Just go for it. Start on something you feel comfortable with, and feels achievable. It might be scary, but the more you relax the easier it is, and the less likely you are to hurt yourself. I still hold my breathe on climbs, which doesn’t help anything! Breathing is what keeps us alive after all, so don’t deprive your body of oxygen. Sometimes it’s good to sing a song in your head as you climb, or think ‘foot, foot, hand’, and focus on the foot movement.
Have fun. Enjoy the climb, whether it’s getting higher up than you’ve been before, playing games on the walls with friends, or reaching the last hold in a problem. Take satisfaction in the progress and achievements you attain!
When you’ve got the climbing bug and become tired of paying for rental shoes, it’s time to go purchase your very own boots! Exciting. I’m sure you’ve done your research and know what you want, but it can be overwhelming. Downturn or flat, lace or hook and loop, Evolv or Boreal? Overall, your first pair of shoes will take a beating as you learn, so cheap and cheerful with a good fit is the best place to start. Here are a few points to consider to try to make the shoe shopping stress free…
– Try them on. The Internet may have the better variety and prices, but I can’t stress how important it is to go out to the shops and try a bunch of different shoes on. Your foot shape can make or break a pair of climbing boots. Personally I have small, wide feet so I find it harder to fit into brands with slimmer designs, or even female specific shoes.
– This leads nicely into sizing. Bouldering particularly seems to be a contest of who can downsize the most (depending on the brand). Downsizing isn’t always necessary, but sometimes a shoe can hurt more if it’s too big. There’s not really a set rule for sizing in each brand, as every shoe is as different as every foot. Bare in mind that climbing shoes will be uncomfortable, because they make your foot into a little claw, but they should not be painful. For bouldering you want a tight, glove like fit so you can get feedback off the holds.
– Another way to check if the shoe is a good fit, is to physically measure it against your foot. A rough guide for the length of the shoe can be tested, by holding the sole of the shoe against the bottom of your opposite foot. Make sure the shoe heel is level with your own. From this position you can see where the toe of the shoe lines up with your big toe. A good guide is to have the tip of the shoe toe, come halfway up your big toe. This will give you a tight performance fit, perfect for bouldering.
– Also check what material the shoes are made from.
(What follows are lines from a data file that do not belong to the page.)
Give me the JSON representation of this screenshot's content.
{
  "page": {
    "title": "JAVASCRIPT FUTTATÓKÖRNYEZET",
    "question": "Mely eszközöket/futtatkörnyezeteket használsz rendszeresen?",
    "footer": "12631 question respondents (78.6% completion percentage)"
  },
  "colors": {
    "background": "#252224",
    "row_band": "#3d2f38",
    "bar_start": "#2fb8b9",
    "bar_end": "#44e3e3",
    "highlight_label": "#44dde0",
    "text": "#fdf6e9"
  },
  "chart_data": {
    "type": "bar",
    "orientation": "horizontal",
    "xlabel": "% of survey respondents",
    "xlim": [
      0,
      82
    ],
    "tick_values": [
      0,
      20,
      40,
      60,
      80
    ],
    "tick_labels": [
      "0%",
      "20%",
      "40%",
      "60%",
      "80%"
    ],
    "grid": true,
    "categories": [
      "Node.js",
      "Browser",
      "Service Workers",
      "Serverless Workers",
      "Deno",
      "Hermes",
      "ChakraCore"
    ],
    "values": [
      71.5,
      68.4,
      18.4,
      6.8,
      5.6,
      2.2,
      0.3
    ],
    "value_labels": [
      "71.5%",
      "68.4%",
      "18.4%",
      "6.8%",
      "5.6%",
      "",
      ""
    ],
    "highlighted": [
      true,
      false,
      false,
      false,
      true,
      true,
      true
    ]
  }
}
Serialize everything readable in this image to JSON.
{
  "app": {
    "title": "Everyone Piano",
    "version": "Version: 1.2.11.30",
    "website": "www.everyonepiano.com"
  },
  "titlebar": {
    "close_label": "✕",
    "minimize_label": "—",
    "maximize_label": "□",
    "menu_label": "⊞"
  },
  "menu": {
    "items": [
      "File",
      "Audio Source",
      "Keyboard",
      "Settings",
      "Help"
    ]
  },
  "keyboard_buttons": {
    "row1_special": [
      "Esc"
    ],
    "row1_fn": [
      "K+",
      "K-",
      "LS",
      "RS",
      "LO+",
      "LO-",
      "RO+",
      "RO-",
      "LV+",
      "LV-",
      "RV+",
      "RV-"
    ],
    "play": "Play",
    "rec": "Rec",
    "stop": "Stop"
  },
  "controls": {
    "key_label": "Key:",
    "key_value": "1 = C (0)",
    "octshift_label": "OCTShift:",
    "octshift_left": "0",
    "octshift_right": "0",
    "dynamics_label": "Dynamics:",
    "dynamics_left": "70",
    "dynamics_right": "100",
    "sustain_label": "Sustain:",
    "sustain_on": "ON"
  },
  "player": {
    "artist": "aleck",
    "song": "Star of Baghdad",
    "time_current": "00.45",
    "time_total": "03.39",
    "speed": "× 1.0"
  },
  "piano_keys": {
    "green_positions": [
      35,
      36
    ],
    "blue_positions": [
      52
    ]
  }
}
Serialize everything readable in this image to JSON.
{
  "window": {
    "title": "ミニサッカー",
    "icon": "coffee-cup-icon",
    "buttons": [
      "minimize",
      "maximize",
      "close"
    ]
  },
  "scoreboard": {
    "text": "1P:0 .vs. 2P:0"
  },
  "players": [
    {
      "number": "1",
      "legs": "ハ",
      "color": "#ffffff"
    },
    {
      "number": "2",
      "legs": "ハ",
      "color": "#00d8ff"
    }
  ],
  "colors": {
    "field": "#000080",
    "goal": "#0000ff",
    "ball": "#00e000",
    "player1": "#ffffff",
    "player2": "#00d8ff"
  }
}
If the shoes you are buying are leather, they will stretch by 0.5 to 1 full size once worn in, where as synthetic shoes will hardly stretch (if at all). Remember that the first few climbs will break in your new boots, so they will get more comfortable!
– For a beginners first pair of shoes an all-rounder with a flatter shape is probably the best, so long as they have a tight fit. As for fastening systems, lace ups are good for adjusting the fit of the shoe, where as velcro/hook and loop are easier to take on and off. I’d suggest getting whatever you’re more comfortable with as they both have pros and cons, plus most shoes come in both options.
So, that ended up a longer list than I anticipated, but I just wanted to try and touch on everything! Hopefully this has helped, but if not and you were just looking for a list of shoes, here are a few starter recommendations:
Boreal Joker, Evolv Defy or Elektra, Red Chilli Lady Spirit or Durango, and of course the excellent Five Ten Anasazi, if the heel fits and you have some extra cash.
– A Girl Who Climbs
* Cotswolds will price match a website in store, if you can show that your size is in stock online.
* Banana fingers have amazing customer service, and will post you out more than one pair of shoes to try for sizing, and sending the shoes back is easy enough.
* Epic TV shop is extremely well priced, and have free shipping to the EU.
* Check out EBay, you can get brand new boots for a fraction of the price once you know your size.